In Vasai, a surburb in Mumbai, a housemaid, Laxmi Bendre, used her debit card for the first time to make a purchase at a neighbourhood store for a product worth Rs 450. Laxmi and her husband together have two bank accounts.
Like the above mentioned examples, Business Line spoke to at least a dozen people from different parts and strata of the country to understand how they coped up with the sudden decision of the government, a move that is taken to wipe out blackmoney and counterfeit notes from the country. The Government's move, which left many in the country face a crisis like situation as ATMs and banks ran out of cash, has also been taken to encouraging people to open bank accounts and make digital transactions.

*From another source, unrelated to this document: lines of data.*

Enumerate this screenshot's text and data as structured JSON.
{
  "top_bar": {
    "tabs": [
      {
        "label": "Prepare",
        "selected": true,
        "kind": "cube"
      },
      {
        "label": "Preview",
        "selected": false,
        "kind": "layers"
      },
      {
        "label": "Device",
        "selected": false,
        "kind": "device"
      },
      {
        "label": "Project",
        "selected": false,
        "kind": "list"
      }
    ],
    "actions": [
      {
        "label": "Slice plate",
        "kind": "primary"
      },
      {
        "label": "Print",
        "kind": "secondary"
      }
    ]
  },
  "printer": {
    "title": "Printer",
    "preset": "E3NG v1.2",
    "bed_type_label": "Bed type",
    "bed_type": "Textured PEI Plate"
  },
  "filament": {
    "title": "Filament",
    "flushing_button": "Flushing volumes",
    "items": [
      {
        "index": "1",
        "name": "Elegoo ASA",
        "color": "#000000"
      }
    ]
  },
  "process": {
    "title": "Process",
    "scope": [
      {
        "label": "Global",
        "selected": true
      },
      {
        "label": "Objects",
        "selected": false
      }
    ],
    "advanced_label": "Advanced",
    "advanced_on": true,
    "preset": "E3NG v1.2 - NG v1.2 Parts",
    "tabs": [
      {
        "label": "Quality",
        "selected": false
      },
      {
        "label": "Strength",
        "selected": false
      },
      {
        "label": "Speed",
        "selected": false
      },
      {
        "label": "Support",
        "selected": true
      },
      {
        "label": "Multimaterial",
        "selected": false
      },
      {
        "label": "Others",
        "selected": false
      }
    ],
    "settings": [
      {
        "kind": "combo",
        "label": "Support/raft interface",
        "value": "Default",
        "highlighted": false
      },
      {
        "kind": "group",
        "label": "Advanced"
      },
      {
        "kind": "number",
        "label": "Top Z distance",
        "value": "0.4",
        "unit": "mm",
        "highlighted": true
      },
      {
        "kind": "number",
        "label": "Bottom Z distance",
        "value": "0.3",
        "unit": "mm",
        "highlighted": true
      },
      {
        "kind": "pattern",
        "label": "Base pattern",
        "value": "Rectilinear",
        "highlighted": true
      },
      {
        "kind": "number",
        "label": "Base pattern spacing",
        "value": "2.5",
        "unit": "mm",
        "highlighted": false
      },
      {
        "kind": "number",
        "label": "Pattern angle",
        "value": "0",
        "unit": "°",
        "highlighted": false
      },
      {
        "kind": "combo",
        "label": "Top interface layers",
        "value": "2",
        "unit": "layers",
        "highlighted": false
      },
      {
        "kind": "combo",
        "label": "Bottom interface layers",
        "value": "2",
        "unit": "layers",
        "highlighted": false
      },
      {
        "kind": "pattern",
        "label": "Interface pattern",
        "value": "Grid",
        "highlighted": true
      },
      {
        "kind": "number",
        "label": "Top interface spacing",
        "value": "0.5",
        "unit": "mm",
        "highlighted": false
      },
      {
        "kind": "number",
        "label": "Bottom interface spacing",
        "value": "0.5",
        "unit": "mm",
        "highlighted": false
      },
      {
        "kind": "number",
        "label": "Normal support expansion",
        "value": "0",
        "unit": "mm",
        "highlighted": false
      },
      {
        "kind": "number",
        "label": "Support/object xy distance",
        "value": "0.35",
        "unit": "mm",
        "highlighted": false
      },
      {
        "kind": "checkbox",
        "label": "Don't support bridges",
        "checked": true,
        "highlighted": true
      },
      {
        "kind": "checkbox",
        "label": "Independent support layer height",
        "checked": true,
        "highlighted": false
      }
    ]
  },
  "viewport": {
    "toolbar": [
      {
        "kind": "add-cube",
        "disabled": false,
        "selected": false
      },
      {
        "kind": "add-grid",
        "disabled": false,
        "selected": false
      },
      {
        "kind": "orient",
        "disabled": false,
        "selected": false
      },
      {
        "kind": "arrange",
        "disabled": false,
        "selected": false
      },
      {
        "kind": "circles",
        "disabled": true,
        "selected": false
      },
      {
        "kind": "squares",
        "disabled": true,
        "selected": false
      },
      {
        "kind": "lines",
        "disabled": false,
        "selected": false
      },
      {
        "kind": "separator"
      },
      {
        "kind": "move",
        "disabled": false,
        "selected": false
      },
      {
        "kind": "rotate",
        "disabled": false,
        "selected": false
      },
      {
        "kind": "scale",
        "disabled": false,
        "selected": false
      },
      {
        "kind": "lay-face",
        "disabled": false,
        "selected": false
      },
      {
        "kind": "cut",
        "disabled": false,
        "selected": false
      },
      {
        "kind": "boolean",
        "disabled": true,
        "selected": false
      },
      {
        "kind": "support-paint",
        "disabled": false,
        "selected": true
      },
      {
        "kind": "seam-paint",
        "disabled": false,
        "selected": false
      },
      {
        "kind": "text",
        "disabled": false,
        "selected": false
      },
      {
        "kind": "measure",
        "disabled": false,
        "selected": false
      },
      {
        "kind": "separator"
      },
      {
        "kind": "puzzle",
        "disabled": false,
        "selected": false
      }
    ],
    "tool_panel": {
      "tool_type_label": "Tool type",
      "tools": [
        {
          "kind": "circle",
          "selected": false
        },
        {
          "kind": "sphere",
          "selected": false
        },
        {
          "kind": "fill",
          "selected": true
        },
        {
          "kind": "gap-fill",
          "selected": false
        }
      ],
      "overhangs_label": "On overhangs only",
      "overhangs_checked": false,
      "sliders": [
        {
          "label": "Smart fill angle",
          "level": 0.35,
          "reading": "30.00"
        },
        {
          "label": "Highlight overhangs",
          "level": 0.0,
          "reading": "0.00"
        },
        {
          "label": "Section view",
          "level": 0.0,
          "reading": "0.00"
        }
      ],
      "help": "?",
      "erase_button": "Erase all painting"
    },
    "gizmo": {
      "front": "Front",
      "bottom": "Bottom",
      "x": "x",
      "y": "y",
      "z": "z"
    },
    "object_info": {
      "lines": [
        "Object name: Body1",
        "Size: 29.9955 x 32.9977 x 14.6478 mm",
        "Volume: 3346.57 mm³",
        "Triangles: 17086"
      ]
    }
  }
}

According to Innoviti Payment Solutions, a Bengaluru-based payment gateway company that processes transactions worth $2 billion annually, the initiative has led to a sharp spike in the usage of debit and credit card transactions in the last three days.
The company, which provides data on the online transactions, said that the usage of cards for transactions worth less than Rs 500, has increased by 65 per cent since the announcement that does not recognise Rs 500 and Rs 1000 notes as illegal tender any more. While debit card usage went up by 70 per cent, credit cards went up by 40 per cent.
A recent RBI data shows that the number of debit and credit card in the country as of September 30, 2016 is pegged at are at 754 million as of September 30, 2016 as against 625 million in the year-ago period in a country with population at 1.3 billion. Of this the usage of debit cards at ATMs accounts for 88% while those at PoS terminals and online is a mere 12%. This is also because of patchy Internet and broadband connection in the small towns and rural areas of the country, which also explains why India is largely a cash driven economy at 90 per cent.
According to Innoviti data, people used cards to make payments for essential requirements mostly apart from those on entertainment and restaurants. Interestingly purchase of alcohol on cards went up by 190 per cent. The report also said that people postponed purchase categories with less gratification such as apparel and jewellery and further reduction is expected in these categories.
Rajeev Agrawal, CEO of Innoviti, in the report said that the overall transaction increased 65 per cent showing a significant shift to digital payments, especially cards. However, the average transaction size decreased by around 30 per cent, he said adding that the trend suggests a sharp increase in first time users, as they tend to make low ticket payments.
The data from Innoviti says, the number of online transactions of less than Rs 250 increased by 177 per cent and those above Rs 500 was about 75 per cent.
Several digital companies like MobiKwik, Oxigen, Paytm and Itzcash expect to do over 10 times growth in digital transactions by next year.
Abhay Doshi, Senior Vice President and Head-Digital Services Platform Business, Flytxt said that digital transactions, led by debit and credit cards, would also help bring in better visibility, transparency, scalability and accountability in the economy.